((

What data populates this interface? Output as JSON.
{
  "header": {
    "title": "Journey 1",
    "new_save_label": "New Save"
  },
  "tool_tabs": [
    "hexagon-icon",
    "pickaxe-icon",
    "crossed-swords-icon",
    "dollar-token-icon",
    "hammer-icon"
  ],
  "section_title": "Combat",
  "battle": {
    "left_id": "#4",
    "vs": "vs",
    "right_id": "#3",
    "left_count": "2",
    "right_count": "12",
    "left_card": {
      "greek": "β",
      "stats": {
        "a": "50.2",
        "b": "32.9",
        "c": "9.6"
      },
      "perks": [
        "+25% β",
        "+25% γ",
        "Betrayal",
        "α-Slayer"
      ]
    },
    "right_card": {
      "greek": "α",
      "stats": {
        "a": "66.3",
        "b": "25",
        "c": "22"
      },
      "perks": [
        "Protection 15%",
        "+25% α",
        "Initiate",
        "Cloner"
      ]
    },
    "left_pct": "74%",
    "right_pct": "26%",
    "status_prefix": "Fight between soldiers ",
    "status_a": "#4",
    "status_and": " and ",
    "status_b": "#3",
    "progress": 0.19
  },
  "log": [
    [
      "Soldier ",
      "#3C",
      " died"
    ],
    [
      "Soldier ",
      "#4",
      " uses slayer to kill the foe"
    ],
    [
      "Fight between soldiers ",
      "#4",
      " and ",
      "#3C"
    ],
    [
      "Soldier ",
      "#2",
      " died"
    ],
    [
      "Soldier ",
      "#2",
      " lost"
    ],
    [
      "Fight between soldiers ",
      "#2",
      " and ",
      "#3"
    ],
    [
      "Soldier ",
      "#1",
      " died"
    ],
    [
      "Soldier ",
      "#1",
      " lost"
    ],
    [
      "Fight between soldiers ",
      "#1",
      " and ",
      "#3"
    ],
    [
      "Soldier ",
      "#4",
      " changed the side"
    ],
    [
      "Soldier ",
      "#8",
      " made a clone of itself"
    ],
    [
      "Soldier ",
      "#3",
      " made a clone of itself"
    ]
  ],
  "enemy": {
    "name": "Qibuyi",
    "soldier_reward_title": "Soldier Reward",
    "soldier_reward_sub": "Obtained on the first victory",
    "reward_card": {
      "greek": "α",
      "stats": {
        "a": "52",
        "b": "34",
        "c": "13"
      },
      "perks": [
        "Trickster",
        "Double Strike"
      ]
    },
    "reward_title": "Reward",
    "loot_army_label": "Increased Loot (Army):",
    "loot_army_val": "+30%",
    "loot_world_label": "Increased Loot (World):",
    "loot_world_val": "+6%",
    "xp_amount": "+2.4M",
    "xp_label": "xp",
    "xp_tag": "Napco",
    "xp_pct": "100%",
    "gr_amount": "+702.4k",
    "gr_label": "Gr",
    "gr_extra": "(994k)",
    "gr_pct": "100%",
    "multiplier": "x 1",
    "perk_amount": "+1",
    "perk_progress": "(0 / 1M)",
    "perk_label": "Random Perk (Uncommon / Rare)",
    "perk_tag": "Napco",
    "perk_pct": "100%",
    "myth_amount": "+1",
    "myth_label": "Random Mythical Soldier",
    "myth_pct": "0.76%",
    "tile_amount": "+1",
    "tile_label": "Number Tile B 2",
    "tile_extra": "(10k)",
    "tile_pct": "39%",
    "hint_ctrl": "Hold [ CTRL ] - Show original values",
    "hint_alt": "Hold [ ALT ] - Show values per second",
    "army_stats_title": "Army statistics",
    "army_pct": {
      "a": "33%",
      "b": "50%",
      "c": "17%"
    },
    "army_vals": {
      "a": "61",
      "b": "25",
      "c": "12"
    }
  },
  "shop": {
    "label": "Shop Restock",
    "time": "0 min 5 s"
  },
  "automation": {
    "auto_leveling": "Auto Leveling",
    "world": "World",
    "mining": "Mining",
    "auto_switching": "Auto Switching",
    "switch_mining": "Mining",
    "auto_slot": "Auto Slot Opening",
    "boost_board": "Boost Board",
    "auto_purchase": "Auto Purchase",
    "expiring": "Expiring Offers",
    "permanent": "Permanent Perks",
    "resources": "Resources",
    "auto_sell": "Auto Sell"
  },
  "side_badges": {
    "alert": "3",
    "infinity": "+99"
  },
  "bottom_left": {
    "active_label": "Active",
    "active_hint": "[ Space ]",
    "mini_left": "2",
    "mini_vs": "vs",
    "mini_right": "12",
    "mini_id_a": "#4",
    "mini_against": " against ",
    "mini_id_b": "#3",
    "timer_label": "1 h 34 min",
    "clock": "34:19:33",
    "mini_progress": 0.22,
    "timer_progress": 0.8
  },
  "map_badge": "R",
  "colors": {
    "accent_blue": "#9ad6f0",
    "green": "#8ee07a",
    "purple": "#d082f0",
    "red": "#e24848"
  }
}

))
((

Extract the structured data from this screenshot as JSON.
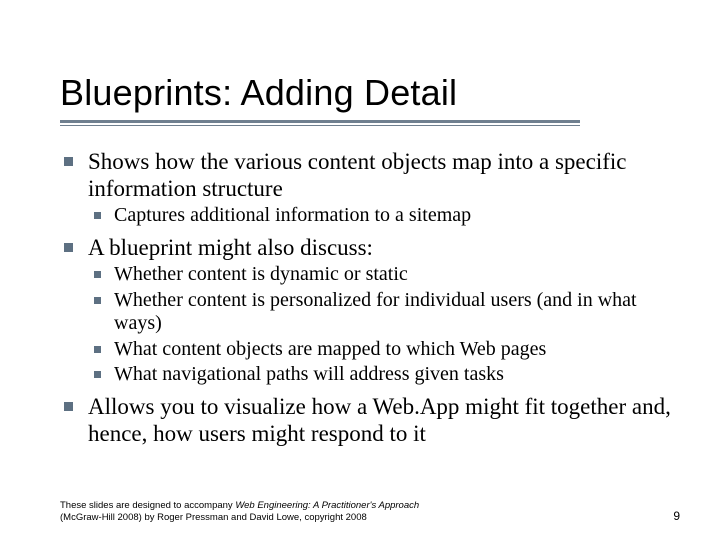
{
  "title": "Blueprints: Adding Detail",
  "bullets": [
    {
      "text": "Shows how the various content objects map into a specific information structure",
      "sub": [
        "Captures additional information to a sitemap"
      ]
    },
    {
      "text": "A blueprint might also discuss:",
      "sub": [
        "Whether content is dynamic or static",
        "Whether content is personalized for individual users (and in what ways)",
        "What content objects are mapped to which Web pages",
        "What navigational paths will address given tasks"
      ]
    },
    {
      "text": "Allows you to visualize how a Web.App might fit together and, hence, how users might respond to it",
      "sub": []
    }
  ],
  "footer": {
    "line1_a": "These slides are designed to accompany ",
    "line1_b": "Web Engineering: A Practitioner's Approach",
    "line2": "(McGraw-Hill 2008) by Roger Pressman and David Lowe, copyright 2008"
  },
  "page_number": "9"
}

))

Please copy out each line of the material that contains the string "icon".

    "hexagon-icon",
    "pickaxe-icon",
    "crossed-swords-icon",
    "dollar-token-icon",
    "hammer-icon"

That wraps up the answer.